New research for the UK Green Building Council and WWF has found that introducing minimum energy efficiency standards for privately rented properties will cost landlords less than £1,500 on average per home, and will save tenants over £400 a year on energy bills. This is far less than previous studies have shown.

Under the Energy Act 2011, landlords are obliged to upgrade the worst performing privately rented homes - those with an Energy Performance Certificate (EPC) rating in band 'F' or 'G' - to a minimum energy efficiency standard from April 2018. Regulations are expected to prohibit the letting of properties in EPC bands 'F' and 'G' which don’t undertake cost-effective energy efficiency improvements.

Paul King, chief executive of the UK Green Building Council, said: “This research shows just how easy and affordable it will be for landlords to comply with the minimum standards, with improvements that won’t need to go through the planning system which can be costly and time consuming.

“Minimum standards are a complete no-brainer - they require only the most basic and cost-effective improvements to a home but could save hundreds of pounds a year to the tenant. The Government must introduce the regulations without delay to give badly needed certainty to both landlords and tenants.”

The research, conducted by Parity Projects, examined 3,000 properties rated as EPC band 'F' or 'G' and modelled the improvements that would be needed to reach EPC band 'E'.

It found that:

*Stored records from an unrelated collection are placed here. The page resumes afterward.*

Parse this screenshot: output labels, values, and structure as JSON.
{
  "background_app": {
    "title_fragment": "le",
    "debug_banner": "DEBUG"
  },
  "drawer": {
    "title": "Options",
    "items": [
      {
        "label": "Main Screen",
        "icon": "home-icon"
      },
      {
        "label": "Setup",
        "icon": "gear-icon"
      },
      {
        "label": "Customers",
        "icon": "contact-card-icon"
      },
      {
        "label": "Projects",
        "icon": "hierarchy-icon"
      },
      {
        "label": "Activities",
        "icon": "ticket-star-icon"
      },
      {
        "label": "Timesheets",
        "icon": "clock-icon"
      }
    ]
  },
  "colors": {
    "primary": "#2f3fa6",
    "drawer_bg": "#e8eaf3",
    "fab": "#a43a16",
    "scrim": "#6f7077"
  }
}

All of the properties examined were also able to comply without resorting to measures which may require planning permission, such as external wall insulation or solar PV.

Zoe Leader, climate & energy specialist for WWF-UK, said: “Improving the energy efficiency of our homes is critical to achieving our carbon emission reduction targets and protecting some of the most vulnerable against the very worst impacts of climate change. What this research also demonstrates, is that implementing minimum energy efficiency standards is not only good for the environment but with average bill savings of £409 a year it is also good for our pockets.”